MANILA, Philippines – President Rodrigo Duterte may have asked his allies to stop trying to impeach Vice President Leni Robredo, but Speaker Pantaleon Alvarez said it is the duty of the House to process all impeachment complaints filed before them.
"We have to do our duty as mandated by the Constitution," Alvarez said on Thursday, March 23, the same day Duterte told his allies to "lay off" any attempts to oust Robredo from office.
Rappler had asked the Speaker if he would no longer file an impeachment complaint against Robredo given the President's request. (READ: Duterte on impeachment vs Robredo: 'Stop it')
Alvarez clarified that the 1987 Constitution requires the House to tackle all impeachment complaints.
"Mayroon pong mandato sa amin ang Konstitusyon to process any impeachment complaint na ihahain sa House of Representatives bilang kami po 'yung may exclusive jurisdiction doon," said Alvarez on GMA-7's Balitanghali.
(The Constitution mandates us to process any impeachment complaint that will be filed before the House of Representatives because we have exclusive jurisdiction over that.)
He is thinking of grounding it on Robredo's remarks against the war on drugs in a video played at an event in Vienna, Austria mounted by a non-governmental organization.

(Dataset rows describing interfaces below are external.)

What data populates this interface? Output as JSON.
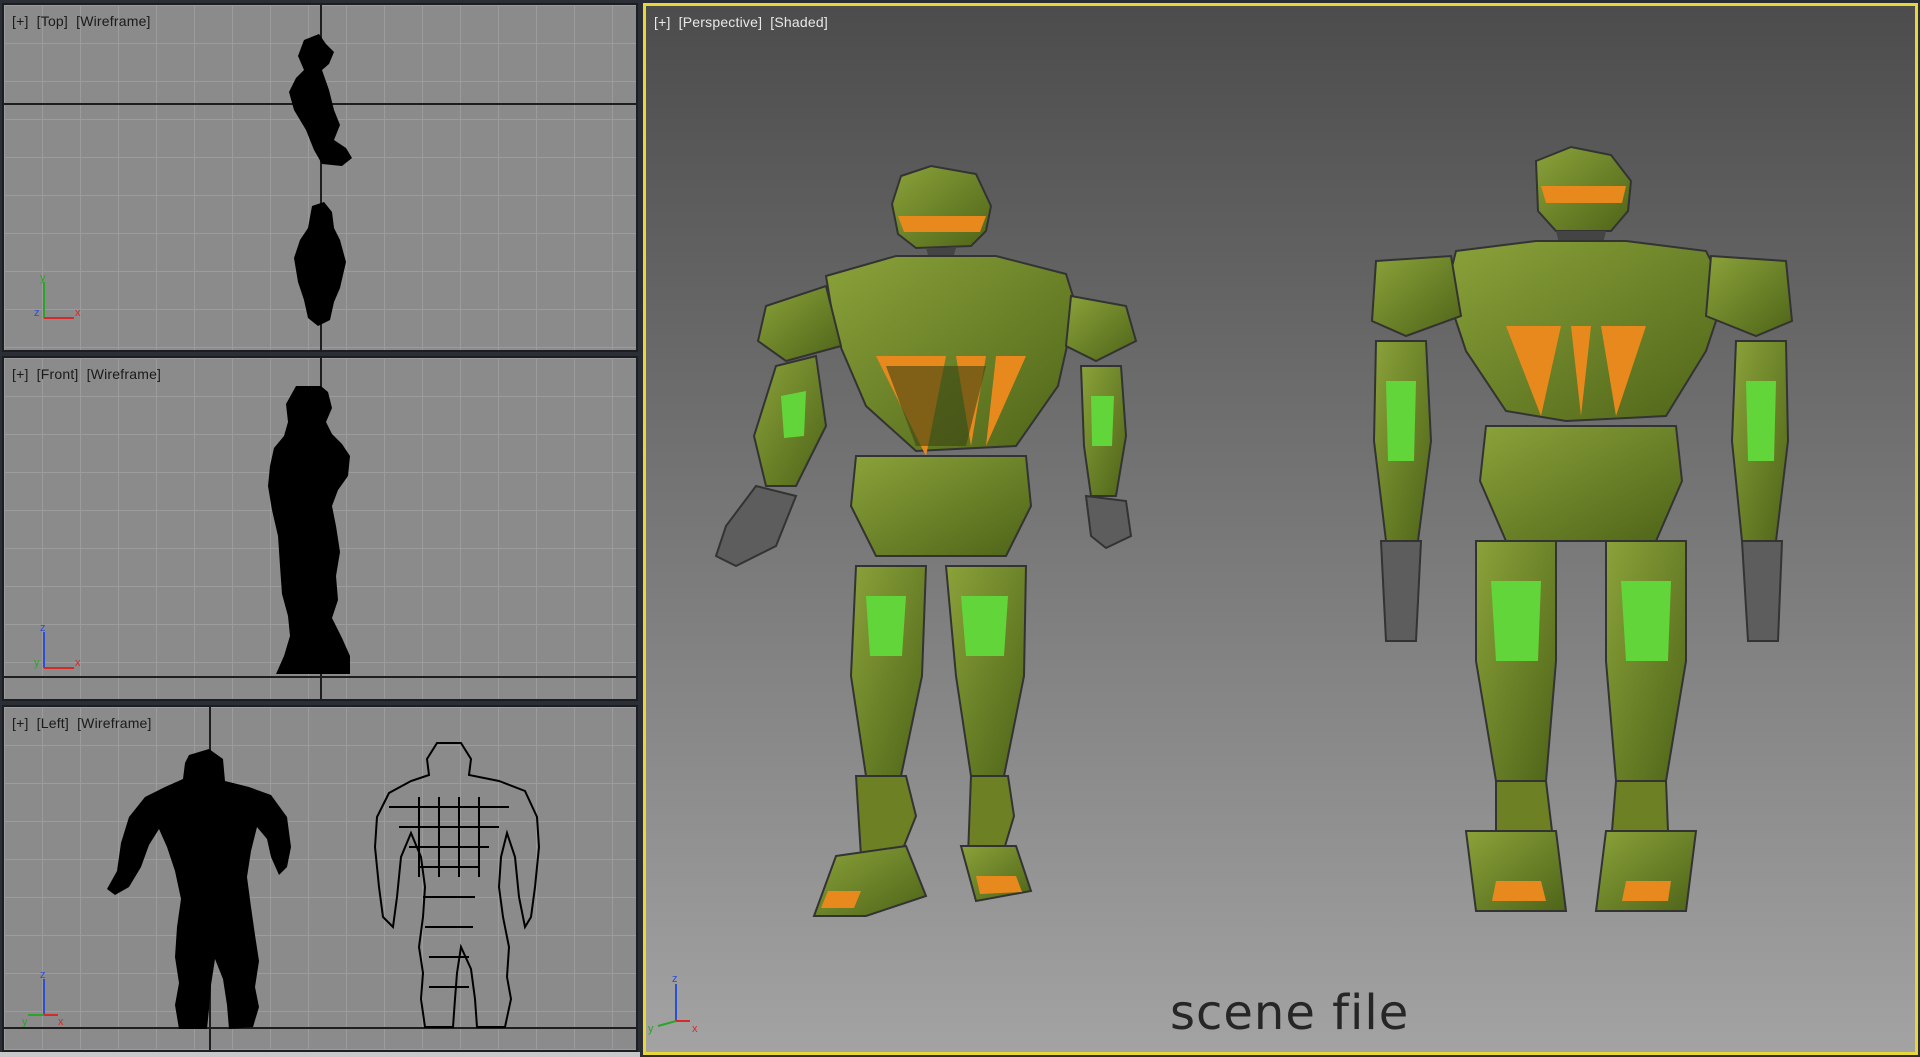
{
  "viewports": {
    "top": {
      "plus": "[+]",
      "view": "[Top]",
      "mode": "[Wireframe]"
    },
    "front": {
      "plus": "[+]",
      "view": "[Front]",
      "mode": "[Wireframe]"
    },
    "left": {
      "plus": "[+]",
      "view": "[Left]",
      "mode": "[Wireframe]"
    },
    "persp": {
      "plus": "[+]",
      "view": "[Perspective]",
      "mode": "[Shaded]"
    }
  },
  "axis_labels": {
    "top": {
      "vertical": "y",
      "depth": "z",
      "horizontal": "x"
    },
    "front": {
      "vertical": "z",
      "depth": "y",
      "horizontal": "x"
    },
    "left": {
      "vertical": "z",
      "depth": "y",
      "horizontal": "x"
    },
    "persp": {
      "vertical": "z",
      "depth": "y",
      "horizontal": "x"
    }
  },
  "caption": "scene file",
  "colors": {
    "active_border": "#e7d73a",
    "viewport_grid_bg": "#8b8b8b",
    "axis_x": "#d42a2a",
    "axis_y": "#2aa52a",
    "axis_z": "#2a4ed4",
    "robot_green": "#6f8a2a",
    "robot_orange": "#e8891e"
  }
}
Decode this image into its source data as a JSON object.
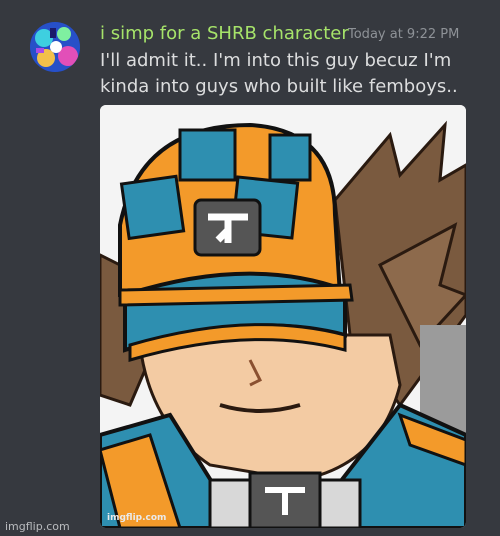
{
  "message": {
    "author": "i simp for a SHRB character",
    "timestamp": "Today at 9:22 PM",
    "lines": [
      "I'll admit it.. I'm into this guy becuz I'm",
      "kinda into guys who built like femboys.."
    ]
  },
  "attachment": {
    "watermark": "imgflip.com"
  },
  "page_watermark": "imgflip.com",
  "colors": {
    "background": "#36393f",
    "username": "#a6e36a",
    "text": "#dcddde",
    "timestamp": "#8e9297"
  }
}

Duterte said Robredo was only exercising her freedom of speech. For Alvarez, however, that does not mean the Vice President can commit an "irresponsible act."
"At 'yung nakita ko po, napanood ko, ay it was so irresponsible na alam 'nyo po, kauna-unahan sa kasaysayan ng Pilipinas na mayroong isang napakakapal ng mukha na isang official ng gobyerno ay nagpadala ng clip sa United Nations, para sirain ang ating bansa," said Alvarez.
(Based on what I've seen, it was irresponsible, this is the first time in Philippine history for me to see such a shameless government official sending a clip to the United Nations to tarnish the country's reputation.)
"For me, that is a betrayal of public trust," he added.
The Department of Foreign Affairs (DFA) has since clarified that Robredo's video was not played at a UN session, but at a side event that happened alongside the session.
Former Senate president Aquilino Pimentel Jr, the founder of the ruling Partido Demokratiko Pilipino-Lakas ng Bayan (PDP-Laban), also said Robredo's criticism of the drug war does not count as basis for impeachment.
The 1987 Constitution allows an impeachment complaint to be filed against the President, Vice President, members of the Supreme Court, members of constitutional commissions, and the Ombudsman. (READ: FAST FACTS: How does impeachment work?)
Any member of the House of Representatives can initiate a verified impeachment complaint. Any Filipino citizen may also file a complaint, but it has to be endorsed by a lawmaker.
Two Marcos loyalists have already drafted an impeachment complaint against Robredo over the same video. Lawyer Oliver Lozano and broadcaster Melchor Chavez are asking for the endorsement of Alvarez, who has not yet read the complaint.